## BRIEF
Write out each line of the records that has "favicon" in it.
○ ○ ○ ○ ○ ○ ○
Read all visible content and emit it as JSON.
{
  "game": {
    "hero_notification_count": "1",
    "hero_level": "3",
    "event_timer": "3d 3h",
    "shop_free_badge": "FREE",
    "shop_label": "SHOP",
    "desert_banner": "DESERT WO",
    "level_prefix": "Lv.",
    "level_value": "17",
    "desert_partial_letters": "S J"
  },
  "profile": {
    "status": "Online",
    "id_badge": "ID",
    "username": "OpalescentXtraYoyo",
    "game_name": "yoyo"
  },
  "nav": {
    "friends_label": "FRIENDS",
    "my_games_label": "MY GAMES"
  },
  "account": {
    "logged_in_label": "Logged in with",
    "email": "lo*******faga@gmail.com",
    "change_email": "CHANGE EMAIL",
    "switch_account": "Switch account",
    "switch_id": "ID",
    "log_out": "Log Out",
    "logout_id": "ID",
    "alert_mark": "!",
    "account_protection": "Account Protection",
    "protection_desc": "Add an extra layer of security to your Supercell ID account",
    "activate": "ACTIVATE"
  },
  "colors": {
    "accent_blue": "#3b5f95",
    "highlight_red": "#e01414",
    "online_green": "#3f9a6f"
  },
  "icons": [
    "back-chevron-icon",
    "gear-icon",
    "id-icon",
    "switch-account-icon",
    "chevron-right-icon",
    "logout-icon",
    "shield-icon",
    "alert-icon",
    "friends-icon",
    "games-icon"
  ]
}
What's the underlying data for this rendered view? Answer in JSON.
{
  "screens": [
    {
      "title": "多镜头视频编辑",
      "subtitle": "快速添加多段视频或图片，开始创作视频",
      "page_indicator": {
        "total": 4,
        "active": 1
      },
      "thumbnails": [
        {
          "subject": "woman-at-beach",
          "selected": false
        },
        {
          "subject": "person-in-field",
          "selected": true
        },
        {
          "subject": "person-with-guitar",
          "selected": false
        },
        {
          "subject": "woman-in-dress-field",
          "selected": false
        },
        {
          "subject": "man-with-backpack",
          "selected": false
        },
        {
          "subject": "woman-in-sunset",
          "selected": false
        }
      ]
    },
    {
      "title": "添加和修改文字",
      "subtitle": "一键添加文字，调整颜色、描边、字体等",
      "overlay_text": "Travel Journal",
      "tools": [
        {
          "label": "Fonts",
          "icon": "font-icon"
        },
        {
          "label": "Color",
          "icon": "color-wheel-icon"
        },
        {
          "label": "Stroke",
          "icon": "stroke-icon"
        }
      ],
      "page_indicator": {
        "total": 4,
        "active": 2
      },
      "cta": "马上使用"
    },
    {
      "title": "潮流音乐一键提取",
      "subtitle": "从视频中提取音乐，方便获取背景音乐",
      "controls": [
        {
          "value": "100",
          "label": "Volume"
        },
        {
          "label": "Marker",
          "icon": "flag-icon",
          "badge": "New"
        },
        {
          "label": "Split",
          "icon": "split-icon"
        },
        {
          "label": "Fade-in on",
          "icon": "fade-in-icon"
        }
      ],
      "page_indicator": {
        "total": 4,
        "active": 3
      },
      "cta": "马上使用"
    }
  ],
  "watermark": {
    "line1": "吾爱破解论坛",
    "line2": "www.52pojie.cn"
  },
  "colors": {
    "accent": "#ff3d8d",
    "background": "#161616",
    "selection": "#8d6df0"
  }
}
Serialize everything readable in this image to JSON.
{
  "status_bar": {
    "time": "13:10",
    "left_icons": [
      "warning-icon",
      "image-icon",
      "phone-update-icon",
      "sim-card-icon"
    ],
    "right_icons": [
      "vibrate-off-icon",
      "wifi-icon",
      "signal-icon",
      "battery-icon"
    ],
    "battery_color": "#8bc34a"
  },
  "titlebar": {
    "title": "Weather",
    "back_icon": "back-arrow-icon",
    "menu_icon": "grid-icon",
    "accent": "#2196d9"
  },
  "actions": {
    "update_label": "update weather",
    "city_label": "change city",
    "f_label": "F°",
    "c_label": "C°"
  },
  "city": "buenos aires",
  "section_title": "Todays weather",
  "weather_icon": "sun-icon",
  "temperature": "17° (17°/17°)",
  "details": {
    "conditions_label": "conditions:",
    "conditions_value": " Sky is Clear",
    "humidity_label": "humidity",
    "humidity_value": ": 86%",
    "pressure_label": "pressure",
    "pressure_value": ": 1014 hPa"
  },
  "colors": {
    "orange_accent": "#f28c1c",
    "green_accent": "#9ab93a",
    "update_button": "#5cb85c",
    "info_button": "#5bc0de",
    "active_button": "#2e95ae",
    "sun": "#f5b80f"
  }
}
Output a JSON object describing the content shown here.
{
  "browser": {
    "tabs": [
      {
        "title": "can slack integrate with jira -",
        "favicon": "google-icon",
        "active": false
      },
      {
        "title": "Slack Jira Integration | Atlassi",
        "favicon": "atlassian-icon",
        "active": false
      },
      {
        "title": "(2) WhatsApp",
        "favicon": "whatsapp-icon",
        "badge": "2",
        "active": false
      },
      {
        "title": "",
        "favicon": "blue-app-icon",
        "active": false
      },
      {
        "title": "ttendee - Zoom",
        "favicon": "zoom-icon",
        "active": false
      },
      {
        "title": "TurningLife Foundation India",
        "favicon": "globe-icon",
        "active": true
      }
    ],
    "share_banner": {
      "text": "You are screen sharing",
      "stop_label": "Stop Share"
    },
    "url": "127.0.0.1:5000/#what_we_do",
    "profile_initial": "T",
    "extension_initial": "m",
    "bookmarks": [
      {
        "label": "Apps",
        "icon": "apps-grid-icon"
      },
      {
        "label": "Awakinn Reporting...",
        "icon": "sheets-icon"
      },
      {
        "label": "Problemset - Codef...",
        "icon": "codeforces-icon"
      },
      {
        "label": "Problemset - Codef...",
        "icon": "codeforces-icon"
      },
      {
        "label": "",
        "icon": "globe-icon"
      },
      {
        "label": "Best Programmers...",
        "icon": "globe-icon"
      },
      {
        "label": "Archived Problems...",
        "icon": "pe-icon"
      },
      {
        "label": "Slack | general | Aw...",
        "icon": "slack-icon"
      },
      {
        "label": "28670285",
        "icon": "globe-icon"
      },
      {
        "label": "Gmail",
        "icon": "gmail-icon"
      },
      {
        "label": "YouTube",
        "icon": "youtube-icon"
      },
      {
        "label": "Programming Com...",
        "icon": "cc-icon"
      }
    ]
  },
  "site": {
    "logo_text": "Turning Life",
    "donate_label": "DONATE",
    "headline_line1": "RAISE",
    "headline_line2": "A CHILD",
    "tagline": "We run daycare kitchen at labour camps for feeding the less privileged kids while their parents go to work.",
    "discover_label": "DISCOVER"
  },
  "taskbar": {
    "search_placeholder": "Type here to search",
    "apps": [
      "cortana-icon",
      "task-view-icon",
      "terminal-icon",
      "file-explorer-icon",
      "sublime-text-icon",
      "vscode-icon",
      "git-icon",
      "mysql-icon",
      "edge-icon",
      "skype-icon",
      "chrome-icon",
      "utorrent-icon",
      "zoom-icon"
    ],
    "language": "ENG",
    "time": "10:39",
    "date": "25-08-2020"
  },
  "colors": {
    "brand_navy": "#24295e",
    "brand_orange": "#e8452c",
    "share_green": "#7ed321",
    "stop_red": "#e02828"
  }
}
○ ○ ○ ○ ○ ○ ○
## SOLUTION
        "favicon": "google-icon",
        "favicon": "atlassian-icon",
        "favicon": "whatsapp-icon",
        "favicon": "blue-app-icon",
        "favicon": "zoom-icon",
        "favicon": "globe-icon",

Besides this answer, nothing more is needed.